Sambousek to Happy Blankets, these four unique samosas are a must-try this Ramadan 

From the samosas of Ahmedabad’s Bhatiyar Gully to Lebanese Sambouseks, four different versions of this snack are available in Bengaluru

Ayesha Tabassum Published :  17th May 2019 06:00 AM   |   Published :   |  17th May 2019 06:00 AM

Samosas specially fried for iftar in Bengaluru. Pic: Sriram BN

The history of the samosa dates back to the 9th Century when it was praised in a verse by the Persian poet Ishaq al-Mawsili. It was later chronicled by the Iranian historian Abu’l-Fadl Bayhaqi in his book Tarikh-e-Bayhaqi. It is said that this snack originated in Central Asia and was introduced in India during the Muslim rule. Made in various shapes, it is the triangle, however, that has become its identity. Although available throughout the year in India, during the month of Ramadan, the samosa becomes an integral part of iftar (evening meal) and Bengaluru has some unique variants on offer. Here’s a closer look:

The Lebanese version of the samosa is not triangular in shape. The Sambousek is shaped like a half moon with a crimped border and the most authentic ones are available at Layla - The Den Bengaluru. The stuffing, made with chickpeas, Greek yogurt and Mediterranean spices, is wrapped in semi-circular wheat sheets. Rs 499++ per platter. At Whitefield

Bohri samosa
The samosas made by the Bohri Muslim community are popular because of their small size. The smoked mutton kheema stuffing also makes this snack from the Bhatiyar Gully of Ahmedabad, the perfect accompaniment for chai. Sample them at KA01, at Ibis City Center. Rs 265 upwards. At Richmond Road

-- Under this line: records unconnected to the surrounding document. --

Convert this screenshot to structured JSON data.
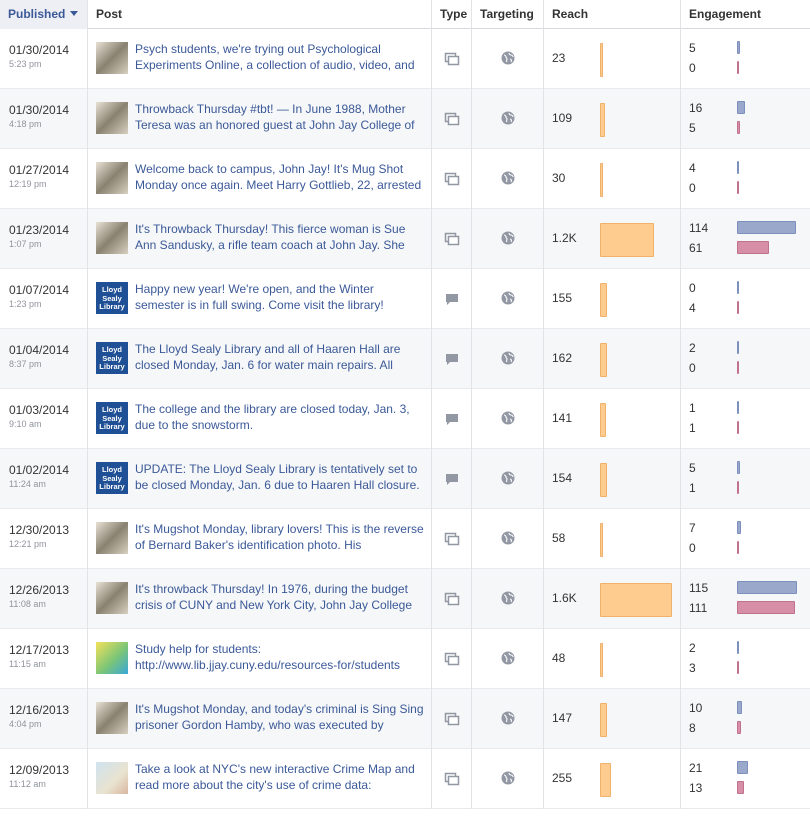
{
  "header": {
    "published": "Published",
    "post": "Post",
    "type": "Type",
    "targeting": "Targeting",
    "reach": "Reach",
    "engagement": "Engagement"
  },
  "rows": [
    {
      "date": "01/30/2014",
      "time": "5:23 pm",
      "text": "Psych students, we're trying out Psychological Experiments Online, a collection of audio, video, and",
      "type": "link",
      "thumb": "photo",
      "reach": "23",
      "reach_value": 23,
      "eng_top": "5",
      "eng_bottom": "0"
    },
    {
      "date": "01/30/2014",
      "time": "4:18 pm",
      "text": "Throwback Thursday #tbt! — In June 1988, Mother Teresa was an honored guest at John Jay College of",
      "type": "link",
      "thumb": "photo",
      "reach": "109",
      "reach_value": 109,
      "eng_top": "16",
      "eng_bottom": "5"
    },
    {
      "date": "01/27/2014",
      "time": "12:19 pm",
      "text": "Welcome back to campus, John Jay! It's Mug Shot Monday once again. Meet Harry Gottlieb, 22, arrested",
      "type": "link",
      "thumb": "photo",
      "reach": "30",
      "reach_value": 30,
      "eng_top": "4",
      "eng_bottom": "0"
    },
    {
      "date": "01/23/2014",
      "time": "1:07 pm",
      "text": "It's Throwback Thursday! This fierce woman is Sue Ann Sandusky, a rifle team coach at John Jay. She",
      "type": "link",
      "thumb": "photo",
      "reach": "1.2K",
      "reach_value": 1200,
      "eng_top": "114",
      "eng_bottom": "61"
    },
    {
      "date": "01/07/2014",
      "time": "1:23 pm",
      "text": "Happy new year! We're open, and the Winter semester is in full swing. Come visit the library!",
      "type": "status",
      "thumb": "lib",
      "reach": "155",
      "reach_value": 155,
      "eng_top": "0",
      "eng_bottom": "4"
    },
    {
      "date": "01/04/2014",
      "time": "8:37 pm",
      "text": "The Lloyd Sealy Library and all of Haaren Hall are closed Monday, Jan. 6 for water main repairs. All",
      "type": "status",
      "thumb": "lib",
      "reach": "162",
      "reach_value": 162,
      "eng_top": "2",
      "eng_bottom": "0"
    },
    {
      "date": "01/03/2014",
      "time": "9:10 am",
      "text": "The college and the library are closed today, Jan. 3, due to the snowstorm.",
      "type": "status",
      "thumb": "lib",
      "reach": "141",
      "reach_value": 141,
      "eng_top": "1",
      "eng_bottom": "1"
    },
    {
      "date": "01/02/2014",
      "time": "11:24 am",
      "text": "UPDATE: The Lloyd Sealy Library is tentatively set to be closed Monday, Jan. 6 due to Haaren Hall closure.",
      "type": "status",
      "thumb": "lib",
      "reach": "154",
      "reach_value": 154,
      "eng_top": "5",
      "eng_bottom": "1"
    },
    {
      "date": "12/30/2013",
      "time": "12:21 pm",
      "text": "It's Mugshot Monday, library lovers! This is the reverse of Bernard Baker's identification photo. His",
      "type": "link",
      "thumb": "photo",
      "reach": "58",
      "reach_value": 58,
      "eng_top": "7",
      "eng_bottom": "0"
    },
    {
      "date": "12/26/2013",
      "time": "11:08 am",
      "text": "It's throwback Thursday! In 1976, during the budget crisis of CUNY and New York City, John Jay College",
      "type": "link",
      "thumb": "photo",
      "reach": "1.6K",
      "reach_value": 1600,
      "eng_top": "115",
      "eng_bottom": "111"
    },
    {
      "date": "12/17/2013",
      "time": "11:15 am",
      "text": "Study help for students: http://www.lib.jjay.cuny.edu/resources-for/students",
      "type": "link",
      "thumb": "green",
      "reach": "48",
      "reach_value": 48,
      "eng_top": "2",
      "eng_bottom": "3"
    },
    {
      "date": "12/16/2013",
      "time": "4:04 pm",
      "text": "It's Mugshot Monday, and today's criminal is Sing Sing prisoner Gordon Hamby, who was executed by",
      "type": "link",
      "thumb": "photo",
      "reach": "147",
      "reach_value": 147,
      "eng_top": "10",
      "eng_bottom": "8"
    },
    {
      "date": "12/09/2013",
      "time": "11:12 am",
      "text": "Take a look at NYC's new interactive Crime Map and read more about the city's use of crime data:",
      "type": "link",
      "thumb": "map",
      "reach": "255",
      "reach_value": 255,
      "eng_top": "21",
      "eng_bottom": "13"
    }
  ],
  "library_logo": [
    "Lloyd",
    "Sealy",
    "Library"
  ],
  "colors": {
    "link": "#3b5998",
    "reach_bar": "#ffcc8f",
    "eng_blue": "#9aa8cc",
    "eng_pink": "#d68fa6"
  }
}
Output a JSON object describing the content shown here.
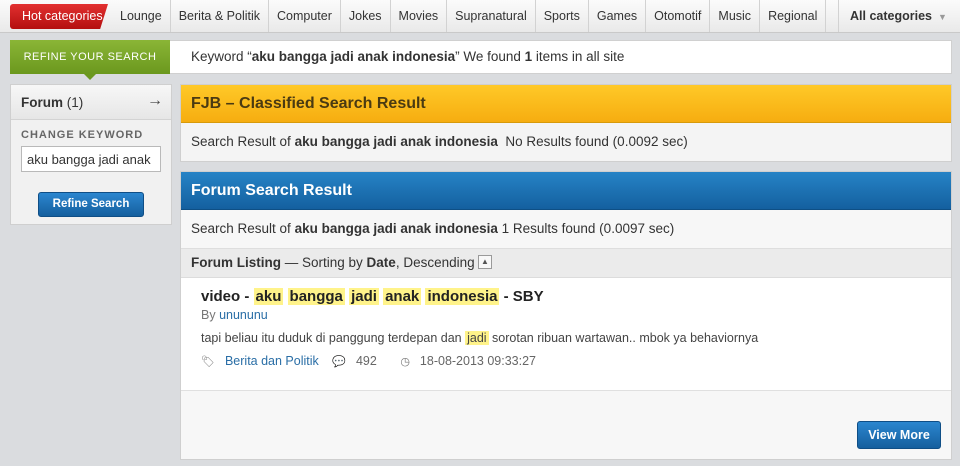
{
  "nav": {
    "hot_categories": "Hot categories",
    "items": [
      "Lounge",
      "Berita & Politik",
      "Computer",
      "Jokes",
      "Movies",
      "Supranatural",
      "Sports",
      "Games",
      "Otomotif",
      "Music",
      "Regional"
    ],
    "all_categories": "All categories"
  },
  "refine": {
    "tab_label": "REFINE YOUR SEARCH",
    "keyword_prefix": "Keyword “",
    "keyword": "aku bangga jadi anak indonesia",
    "found_middle": "” We found ",
    "found_count": "1",
    "found_suffix": " items in all site"
  },
  "sidebar": {
    "forum_label": "Forum",
    "forum_count": "(1)",
    "change_keyword": "CHANGE KEYWORD",
    "input_value": "aku bangga jadi anak i",
    "refine_button": "Refine Search"
  },
  "fjb": {
    "title": "FJB – Classified Search Result",
    "result_prefix": "Search Result of ",
    "query": "aku bangga jadi anak indonesia",
    "result_suffix": "  No Results found (0.0092 sec)"
  },
  "forum": {
    "title": "Forum Search Result",
    "result_prefix": "Search Result of ",
    "query": "aku bangga jadi anak indonesia",
    "result_suffix": " 1 Results found (0.0097 sec)",
    "listing_label": "Forum Listing",
    "sorting_text": " — Sorting by ",
    "sort_field": "Date",
    "sort_order": ", Descending",
    "results": [
      {
        "title_prefix": "video - ",
        "highlight": [
          "aku",
          "bangga",
          "jadi",
          "anak",
          "indonesia"
        ],
        "title_suffix": " - SBY",
        "by_label": "By ",
        "author": "unununu",
        "snippet_before": "tapi beliau itu duduk di panggung terdepan dan ",
        "snippet_highlight": "jadi",
        "snippet_after": " sorotan ribuan wartawan.. mbok ya behaviornya",
        "category": "Berita dan Politik",
        "comments": "492",
        "date": "18-08-2013 09:33:27"
      }
    ],
    "view_more": "View More"
  }
}
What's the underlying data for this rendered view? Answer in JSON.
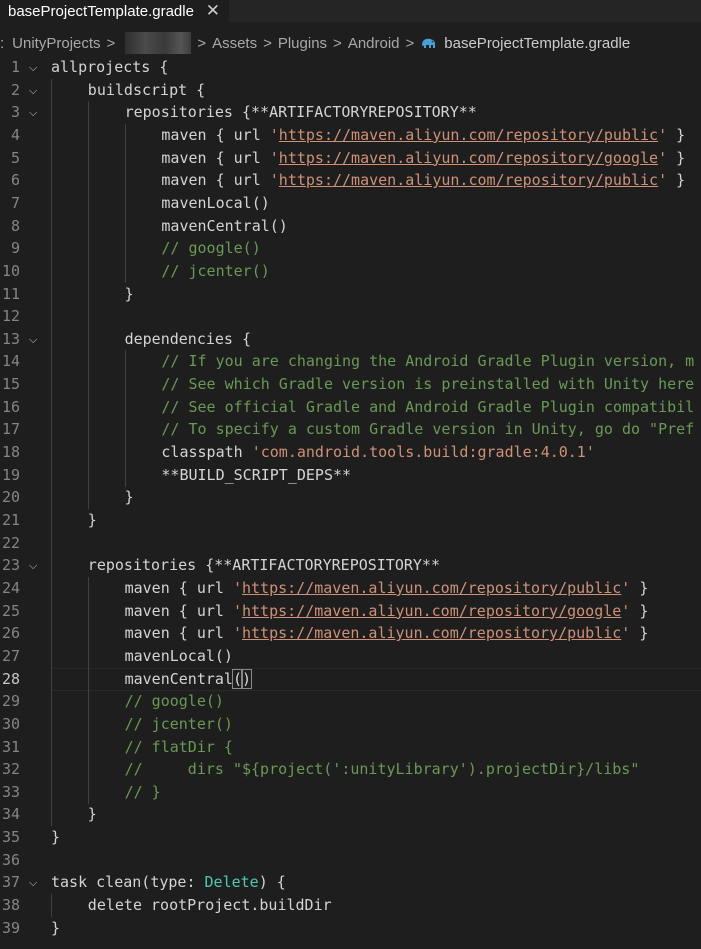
{
  "tab": {
    "title": "baseProjectTemplate.gradle",
    "close_glyph": "✕"
  },
  "breadcrumb": {
    "lead": ":",
    "items": [
      "UnityProjects",
      "Assets",
      "Plugins",
      "Android"
    ],
    "file": "baseProjectTemplate.gradle",
    "separator": ">"
  },
  "editor": {
    "active_line": 28,
    "lines": [
      {
        "n": "1",
        "fold": true,
        "indent": 0,
        "tokens": [
          {
            "t": "allprojects {",
            "c": "kw"
          }
        ]
      },
      {
        "n": "2",
        "fold": true,
        "indent": 1,
        "tokens": [
          {
            "t": "buildscript {",
            "c": "kw"
          }
        ]
      },
      {
        "n": "3",
        "fold": true,
        "indent": 2,
        "tokens": [
          {
            "t": "repositories {**ARTIFACTORYREPOSITORY**",
            "c": "kw"
          }
        ]
      },
      {
        "n": "4",
        "fold": false,
        "indent": 3,
        "tokens": [
          {
            "t": "maven { url ",
            "c": "kw"
          },
          {
            "t": "'",
            "c": "str"
          },
          {
            "t": "https://maven.aliyun.com/repository/public",
            "c": "url"
          },
          {
            "t": "'",
            "c": "str"
          },
          {
            "t": " }",
            "c": "kw"
          }
        ]
      },
      {
        "n": "5",
        "fold": false,
        "indent": 3,
        "tokens": [
          {
            "t": "maven { url ",
            "c": "kw"
          },
          {
            "t": "'",
            "c": "str"
          },
          {
            "t": "https://maven.aliyun.com/repository/google",
            "c": "url"
          },
          {
            "t": "'",
            "c": "str"
          },
          {
            "t": " }",
            "c": "kw"
          }
        ]
      },
      {
        "n": "6",
        "fold": false,
        "indent": 3,
        "tokens": [
          {
            "t": "maven { url ",
            "c": "kw"
          },
          {
            "t": "'",
            "c": "str"
          },
          {
            "t": "https://maven.aliyun.com/repository/public",
            "c": "url"
          },
          {
            "t": "'",
            "c": "str"
          },
          {
            "t": " }",
            "c": "kw"
          }
        ]
      },
      {
        "n": "7",
        "fold": false,
        "indent": 3,
        "tokens": [
          {
            "t": "mavenLocal()",
            "c": "kw"
          }
        ]
      },
      {
        "n": "8",
        "fold": false,
        "indent": 3,
        "tokens": [
          {
            "t": "mavenCentral()",
            "c": "kw"
          }
        ]
      },
      {
        "n": "9",
        "fold": false,
        "indent": 3,
        "tokens": [
          {
            "t": "// google()",
            "c": "cmt"
          }
        ]
      },
      {
        "n": "10",
        "fold": false,
        "indent": 3,
        "tokens": [
          {
            "t": "// jcenter()",
            "c": "cmt"
          }
        ]
      },
      {
        "n": "11",
        "fold": false,
        "indent": 2,
        "tokens": [
          {
            "t": "}",
            "c": "kw"
          }
        ]
      },
      {
        "n": "12",
        "fold": false,
        "indent": 2,
        "tokens": []
      },
      {
        "n": "13",
        "fold": true,
        "indent": 2,
        "tokens": [
          {
            "t": "dependencies {",
            "c": "kw"
          }
        ]
      },
      {
        "n": "14",
        "fold": false,
        "indent": 3,
        "tokens": [
          {
            "t": "// If you are changing the Android Gradle Plugin version, m",
            "c": "cmt"
          }
        ]
      },
      {
        "n": "15",
        "fold": false,
        "indent": 3,
        "tokens": [
          {
            "t": "// See which Gradle version is preinstalled with Unity here",
            "c": "cmt"
          }
        ]
      },
      {
        "n": "16",
        "fold": false,
        "indent": 3,
        "tokens": [
          {
            "t": "// See official Gradle and Android Gradle Plugin compatibil",
            "c": "cmt"
          }
        ]
      },
      {
        "n": "17",
        "fold": false,
        "indent": 3,
        "tokens": [
          {
            "t": "// To specify a custom Gradle version in Unity, go do \"Pref",
            "c": "cmt"
          }
        ]
      },
      {
        "n": "18",
        "fold": false,
        "indent": 3,
        "tokens": [
          {
            "t": "classpath ",
            "c": "kw"
          },
          {
            "t": "'com.android.tools.build:gradle:4.0.1'",
            "c": "str"
          }
        ]
      },
      {
        "n": "19",
        "fold": false,
        "indent": 3,
        "tokens": [
          {
            "t": "**BUILD_SCRIPT_DEPS**",
            "c": "kw"
          }
        ]
      },
      {
        "n": "20",
        "fold": false,
        "indent": 2,
        "tokens": [
          {
            "t": "}",
            "c": "kw"
          }
        ]
      },
      {
        "n": "21",
        "fold": false,
        "indent": 1,
        "tokens": [
          {
            "t": "}",
            "c": "kw"
          }
        ]
      },
      {
        "n": "22",
        "fold": false,
        "indent": 1,
        "tokens": []
      },
      {
        "n": "23",
        "fold": true,
        "indent": 1,
        "tokens": [
          {
            "t": "repositories {**ARTIFACTORYREPOSITORY**",
            "c": "kw"
          }
        ]
      },
      {
        "n": "24",
        "fold": false,
        "indent": 2,
        "tokens": [
          {
            "t": "maven { url ",
            "c": "kw"
          },
          {
            "t": "'",
            "c": "str"
          },
          {
            "t": "https://maven.aliyun.com/repository/public",
            "c": "url"
          },
          {
            "t": "'",
            "c": "str"
          },
          {
            "t": " }",
            "c": "kw"
          }
        ]
      },
      {
        "n": "25",
        "fold": false,
        "indent": 2,
        "tokens": [
          {
            "t": "maven { url ",
            "c": "kw"
          },
          {
            "t": "'",
            "c": "str"
          },
          {
            "t": "https://maven.aliyun.com/repository/google",
            "c": "url"
          },
          {
            "t": "'",
            "c": "str"
          },
          {
            "t": " }",
            "c": "kw"
          }
        ]
      },
      {
        "n": "26",
        "fold": false,
        "indent": 2,
        "tokens": [
          {
            "t": "maven { url ",
            "c": "kw"
          },
          {
            "t": "'",
            "c": "str"
          },
          {
            "t": "https://maven.aliyun.com/repository/public",
            "c": "url"
          },
          {
            "t": "'",
            "c": "str"
          },
          {
            "t": " }",
            "c": "kw"
          }
        ]
      },
      {
        "n": "27",
        "fold": false,
        "indent": 2,
        "tokens": [
          {
            "t": "mavenLocal()",
            "c": "kw"
          }
        ]
      },
      {
        "n": "28",
        "fold": false,
        "indent": 2,
        "tokens": [
          {
            "t": "mavenCentral",
            "c": "kw"
          },
          {
            "t": "(",
            "c": "br"
          },
          {
            "t": ")",
            "c": "br"
          }
        ]
      },
      {
        "n": "29",
        "fold": false,
        "indent": 2,
        "tokens": [
          {
            "t": "// google()",
            "c": "cmt"
          }
        ]
      },
      {
        "n": "30",
        "fold": false,
        "indent": 2,
        "tokens": [
          {
            "t": "// jcenter()",
            "c": "cmt"
          }
        ]
      },
      {
        "n": "31",
        "fold": false,
        "indent": 2,
        "tokens": [
          {
            "t": "// flatDir {",
            "c": "cmt"
          }
        ]
      },
      {
        "n": "32",
        "fold": false,
        "indent": 2,
        "tokens": [
          {
            "t": "//     dirs \"${project(':unityLibrary').projectDir}/libs\"",
            "c": "cmt"
          }
        ]
      },
      {
        "n": "33",
        "fold": false,
        "indent": 2,
        "tokens": [
          {
            "t": "// }",
            "c": "cmt"
          }
        ]
      },
      {
        "n": "34",
        "fold": false,
        "indent": 1,
        "tokens": [
          {
            "t": "}",
            "c": "kw"
          }
        ]
      },
      {
        "n": "35",
        "fold": false,
        "indent": 0,
        "tokens": [
          {
            "t": "}",
            "c": "kw"
          }
        ]
      },
      {
        "n": "36",
        "fold": false,
        "indent": 0,
        "tokens": []
      },
      {
        "n": "37",
        "fold": true,
        "indent": 0,
        "tokens": [
          {
            "t": "task clean(type: ",
            "c": "kw"
          },
          {
            "t": "Delete",
            "c": "type"
          },
          {
            "t": ") {",
            "c": "kw"
          }
        ]
      },
      {
        "n": "38",
        "fold": false,
        "indent": 1,
        "tokens": [
          {
            "t": "delete rootProject.buildDir",
            "c": "kw"
          }
        ]
      },
      {
        "n": "39",
        "fold": false,
        "indent": 0,
        "tokens": [
          {
            "t": "}",
            "c": "kw"
          }
        ]
      }
    ]
  },
  "colors": {
    "background": "#1e1e1e",
    "string": "#ce9178",
    "comment": "#6a9955",
    "type": "#4ec9b0",
    "line_number": "#858585"
  }
}
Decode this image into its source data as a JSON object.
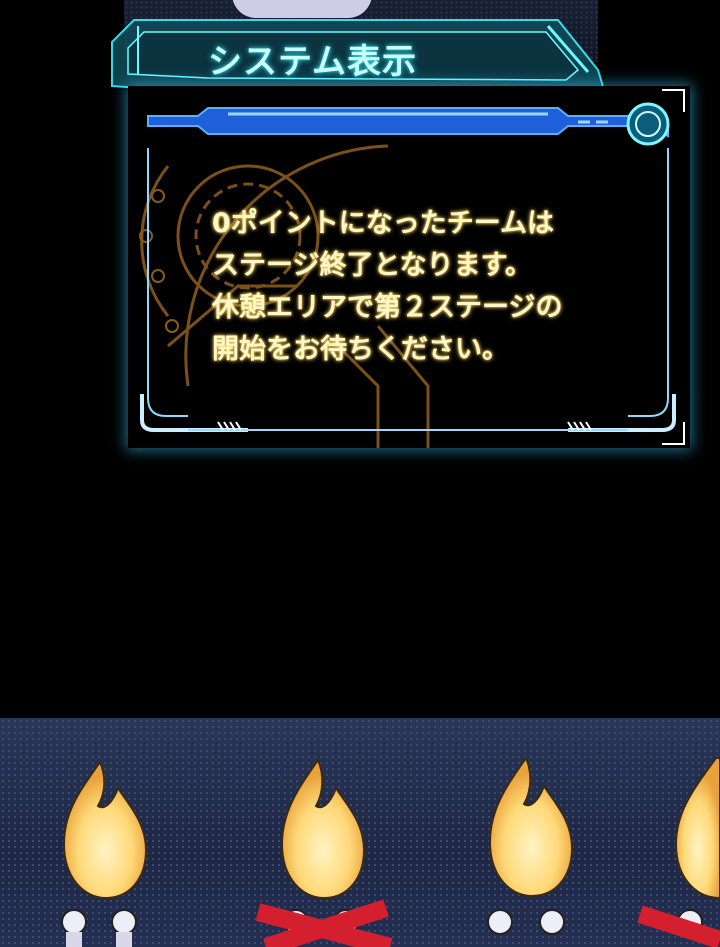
{
  "system_window": {
    "title": "システム表示",
    "message_lines": [
      "0ポイントになったチームは",
      "ステージ終了となります。",
      "休憩エリアで第２ステージの",
      "開始をお待ちください。"
    ]
  },
  "colors": {
    "title_glow": "#3ff0ff",
    "frame_blue": "#1f7bff",
    "message_text": "#fff7c8",
    "circuit_orange": "#8a5a1c",
    "flame": "#ffd978",
    "cross_mark": "#d4202e"
  },
  "scene": {
    "flame_count": 4,
    "crossed_out_count": 2
  }
}
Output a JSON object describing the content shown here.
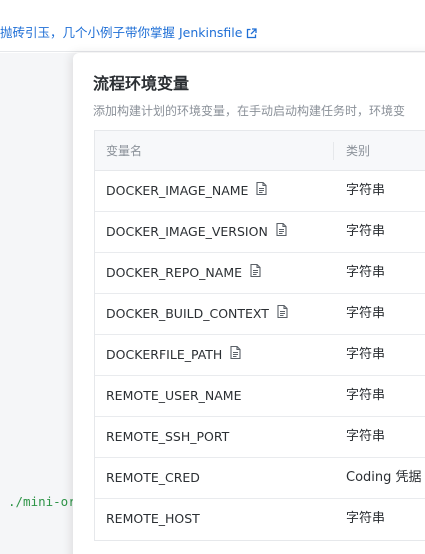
{
  "background": {
    "top_link_text": "抛砖引玉，几个小例子带你掌握 Jenkinsfile",
    "code_snippet": "./mini-or"
  },
  "panel": {
    "title": "流程环境变量",
    "description": "添加构建计划的环境变量，在手动启动构建任务时，环境变",
    "table": {
      "headers": {
        "name": "变量名",
        "type": "类别"
      },
      "rows": [
        {
          "name": "DOCKER_IMAGE_NAME",
          "type": "字符串",
          "has_doc_icon": true
        },
        {
          "name": "DOCKER_IMAGE_VERSION",
          "type": "字符串",
          "has_doc_icon": true
        },
        {
          "name": "DOCKER_REPO_NAME",
          "type": "字符串",
          "has_doc_icon": true
        },
        {
          "name": "DOCKER_BUILD_CONTEXT",
          "type": "字符串",
          "has_doc_icon": true
        },
        {
          "name": "DOCKERFILE_PATH",
          "type": "字符串",
          "has_doc_icon": true
        },
        {
          "name": "REMOTE_USER_NAME",
          "type": "字符串",
          "has_doc_icon": false
        },
        {
          "name": "REMOTE_SSH_PORT",
          "type": "字符串",
          "has_doc_icon": false
        },
        {
          "name": "REMOTE_CRED",
          "type": "Coding 凭据",
          "has_doc_icon": false
        },
        {
          "name": "REMOTE_HOST",
          "type": "字符串",
          "has_doc_icon": false
        }
      ]
    }
  },
  "icons": {
    "external_link": "external-link-icon",
    "document": "document-icon"
  },
  "colors": {
    "link": "#1f6fd6",
    "code_green": "#2e9447",
    "muted_text": "#8b9199",
    "border": "#e6e8eb"
  }
}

Happy Blankets
Ghiza Kitchen has carved a niche for itself with its Afghanistani and Pakistani dishes. During the month of Ramadan, this home-run kitchen serves Happy Blankets. These square samosas are inspired by the original square ones from Burns Road in Karachi. Stuffed with minced chicken, they are served with a topping of cheese. To try these, book a slot for the Iftaar Fest happening this week. Rs 1,850. At Thanisandra Main Road

Warqi samosa
The uniqueness of the Warqi Samosa is its multiple wafer-thin layers. Crunchy and flaky, these samosas are not easy to make. Every layer of the puff pastry sheet has to be rolled out to the perfect thinness before the minced mutton is added. That’s what Anisa’s Kitchen is known for. Anisa Siraj’s samosas are always in demand and are not available off-the-shelf. Order them a day in advance. Rs 45. At Frazer Town